Data for this task:
━━━━━━━━━━━━━━━━━━━━━━━━━━━━━━

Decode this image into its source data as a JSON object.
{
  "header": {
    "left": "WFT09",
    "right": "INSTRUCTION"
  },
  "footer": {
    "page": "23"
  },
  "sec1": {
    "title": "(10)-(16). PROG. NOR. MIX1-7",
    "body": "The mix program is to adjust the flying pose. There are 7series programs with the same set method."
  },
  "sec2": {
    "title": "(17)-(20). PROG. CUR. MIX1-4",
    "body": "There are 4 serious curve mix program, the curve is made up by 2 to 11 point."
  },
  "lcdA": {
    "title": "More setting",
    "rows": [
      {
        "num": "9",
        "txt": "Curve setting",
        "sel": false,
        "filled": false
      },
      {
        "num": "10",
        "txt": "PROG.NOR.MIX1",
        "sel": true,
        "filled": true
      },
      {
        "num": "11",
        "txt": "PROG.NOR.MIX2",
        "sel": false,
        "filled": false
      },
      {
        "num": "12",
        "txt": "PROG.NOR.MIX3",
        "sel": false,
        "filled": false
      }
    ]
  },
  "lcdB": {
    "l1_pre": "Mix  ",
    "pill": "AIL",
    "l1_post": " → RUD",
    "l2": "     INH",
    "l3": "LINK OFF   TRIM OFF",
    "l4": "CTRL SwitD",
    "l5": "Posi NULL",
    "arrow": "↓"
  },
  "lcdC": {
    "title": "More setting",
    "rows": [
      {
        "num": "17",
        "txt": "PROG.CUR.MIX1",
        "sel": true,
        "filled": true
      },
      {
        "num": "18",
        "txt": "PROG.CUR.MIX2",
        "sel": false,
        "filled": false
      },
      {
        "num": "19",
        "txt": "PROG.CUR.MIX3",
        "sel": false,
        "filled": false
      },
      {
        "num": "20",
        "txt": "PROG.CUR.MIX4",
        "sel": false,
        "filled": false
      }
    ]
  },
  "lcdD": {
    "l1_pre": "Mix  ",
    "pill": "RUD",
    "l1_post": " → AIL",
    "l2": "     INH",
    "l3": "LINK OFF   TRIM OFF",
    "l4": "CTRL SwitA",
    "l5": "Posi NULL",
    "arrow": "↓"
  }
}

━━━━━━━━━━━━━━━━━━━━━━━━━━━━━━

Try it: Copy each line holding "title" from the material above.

Exercise result:
    "title": "(10)-(16). PROG. NOR. MIX1-7",
    "title": "(17)-(20). PROG. CUR. MIX1-4",
    "title": "More setting",
    "title": "More setting",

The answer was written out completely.